A recently released Senate Finance Committee investigation found that nearly one-fourth of physician education seminars do not follow the new rules designed to limit drug industry influence over continuing medical education. The non-profit Accreditation Council for Continuing Medical Education (ACCME) in 2004 adopted new guidelines to limit the drug industry’s influence over the content of classes after Warner-Lambert (now part of Pfizer) paid $430 million to settle claims that it illegally promoted the off-label use of Neurontin. The company’s education grants were a major part of the scheme.
The Senate investigators, after surveying 76 continuing medical education (CME) providers and 23 drug companies late last year, found 18 providers which violated ACCME rules. Some CME providers had multiple violations, including promotion of the sponsoring company’s products but the exclusion of other firms’ products; allowing company influence over where and how many presentations were scheduled using its grant; and illegally influencing the selection of faculty for the education activity. Pharmaceutical and medical device firms contributed about half of the $2.25 billion spent on CME in 2005. Physicians are required by most states to take CME classes to maintain their licenses.
Did Politics Delist Arizona Eagles?
Local U.S. Fish and Wildlife scientists were ordered by the agency’s top regional official to invent data to support a political decision not to include the bald eagle on Arizona’s endangered species list, the Arizona Republic reports. According to documents obtained by The Center for Biological Diversity, the government scientists were ordered to remove the eagles from the list even though the biological field data didn’t support the decision. The Arizona-based environmental group opposed the inclusion of their state in the national delisting because they consider Arizona eagles a “distinct population segment” whose habitat was still at risk. The Center for Biologic Diversity has asked the U.S. district attorney to investigate
Safeguards Sought On $500 Million BP Grant
The non-profit Foundation for Taxpayer and Consumer Rights has launched a campaign to slap controls on British Petroleum’s $500 million research grant to the University of California at Berkeley. The group fears the oil giant will influence the school’s research agenda and interfere with its objectivity, the Los Angeles Times reports. The BP-Berkeley pact gave the oil firm exclusive rights to all scientific discoveries made with the grants. The consumer advocacy group wants the university to prohibit BP from conducting secret research at the school or using UC’s name in marketing campaigns without the regents’ approval. UC officials are opposed, calling the current arrangement optimal.

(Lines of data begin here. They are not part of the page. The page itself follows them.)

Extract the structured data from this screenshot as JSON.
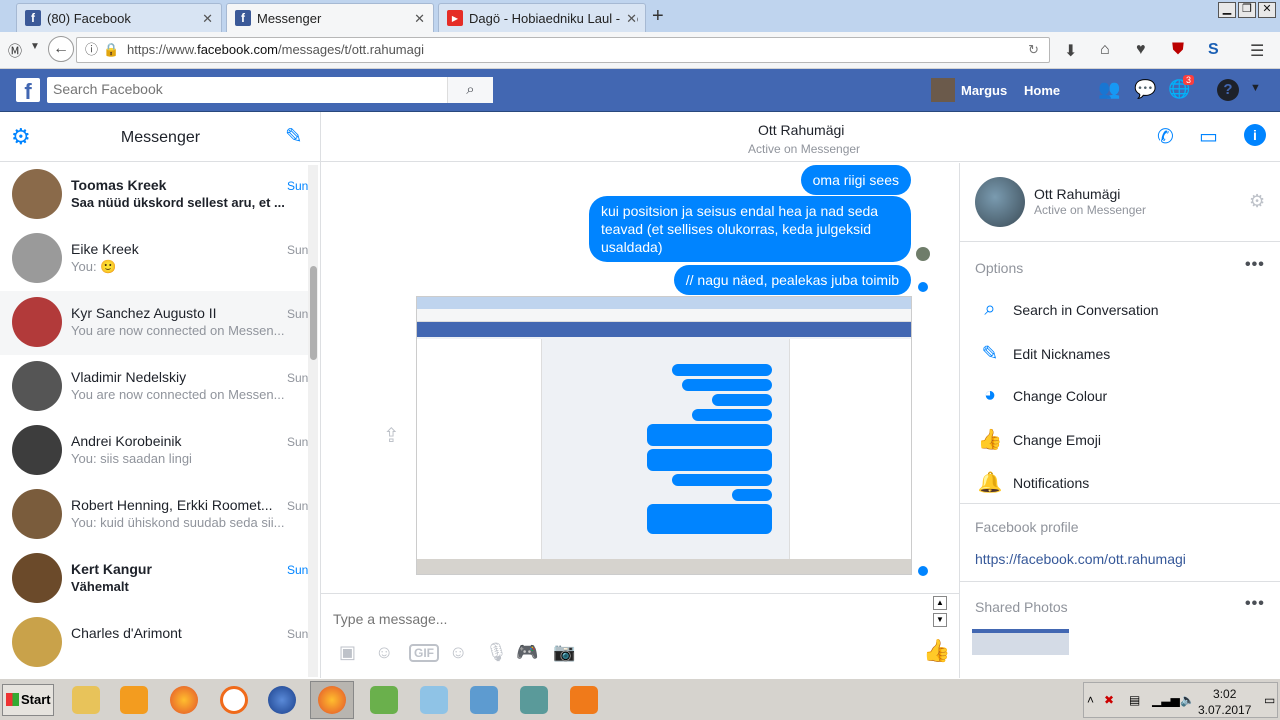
{
  "browser": {
    "tabs": [
      {
        "title": "(80) Facebook",
        "favicon": "facebook-icon"
      },
      {
        "title": "Messenger",
        "favicon": "facebook-icon"
      },
      {
        "title": "Dagö - Hobiaedniku Laul - Yo",
        "favicon": "youtube-icon"
      }
    ],
    "url_prefix": "https://www.",
    "url_domain": "facebook.com",
    "url_path": "/messages/t/ott.rahumagi"
  },
  "facebook": {
    "search_placeholder": "Search Facebook",
    "user_name": "Margus",
    "home_label": "Home",
    "notifications_count": "3"
  },
  "messenger": {
    "title": "Messenger",
    "conversations": [
      {
        "name": "Toomas Kreek",
        "snippet": "Saa nüüd ükskord sellest aru, et ...",
        "time": "Sun",
        "unread": true,
        "color": "#8a6a4a"
      },
      {
        "name": "Eike Kreek",
        "snippet": "You: 🙂",
        "time": "Sun",
        "unread": false,
        "color": "#9a9a9a"
      },
      {
        "name": "Kyr Sanchez Augusto II",
        "snippet": "You are now connected on Messen...",
        "time": "Sun",
        "unread": false,
        "color": "#b23a3a"
      },
      {
        "name": "Vladimir Nedelskiy",
        "snippet": "You are now connected on Messen...",
        "time": "Sun",
        "unread": false,
        "color": "#555555"
      },
      {
        "name": "Andrei Korobeinik",
        "snippet": "You: siis saadan lingi",
        "time": "Sun",
        "unread": false,
        "color": "#3d3d3d"
      },
      {
        "name": "Robert Henning, Erkki Roomet...",
        "snippet": "You: kuid ühiskond suudab seda sii...",
        "time": "Sun",
        "unread": false,
        "color": "#7a5c3c"
      },
      {
        "name": "Kert Kangur",
        "snippet": "Vähemalt",
        "time": "Sun",
        "unread": true,
        "color": "#6b4a2a"
      },
      {
        "name": "Charles d'Arimont",
        "snippet": "",
        "time": "Sun",
        "unread": false,
        "color": "#c9a24a"
      }
    ]
  },
  "chat": {
    "contact_name": "Ott Rahumägi",
    "contact_status": "Active on Messenger",
    "messages": [
      "oma riigi sees",
      "kui positsion ja seisus endal hea ja nad seda teavad (et sellises olukorras, keda julgeksid usaldada)",
      "// nagu näed, pealekas juba toimib"
    ],
    "composer_placeholder": "Type a message..."
  },
  "details": {
    "options_title": "Options",
    "options": [
      {
        "label": "Search in Conversation",
        "icon": "search-icon"
      },
      {
        "label": "Edit Nicknames",
        "icon": "pencil-icon"
      },
      {
        "label": "Change Colour",
        "icon": "palette-icon"
      },
      {
        "label": "Change Emoji",
        "icon": "thumbs-up-icon"
      },
      {
        "label": "Notifications",
        "icon": "bell-icon"
      }
    ],
    "profile_title": "Facebook profile",
    "profile_link": "https://facebook.com/ott.rahumagi",
    "shared_photos_title": "Shared Photos"
  },
  "taskbar": {
    "start_label": "Start",
    "time": "3:02",
    "date": "3.07.2017"
  },
  "colors": {
    "facebook_blue": "#4267b2",
    "messenger_blue": "#0084ff"
  }
}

P.R. Ignores J&J Funded Vaccine Study
The University of Missouri-Columbia issued a press release last week touting a new study that found no link between autism and the vaccine preservative thimerosal. Whether or not the study is reliable, the press release didn’t disclose that the study, which appeared the American Journal of Medical Genetics, was funded by Johnson and Johnson. J&J is a leading manufacturer of a vaccine used in pregnancy that before 2001 used mercury-containing thimerosal as a preservative.
Odds and Ends
Tom Allen (D- ME) introduced a plan last week to spend $3 billion to fund comparative medical research. Allen said the plan will provide medical research based on evidence, not advertisements. The proposal will also prohibit industry stakeholders from influencing the research . . . Shell came under fire at its annual meeting last week from Dutch environmentalists, reportedThe Guardian. They protested Shell’s claims to be a leader in renewable energy when 99 percent of its plans for renewable power come from non-sustainable sources such as oil and gas
Cheers and Jeers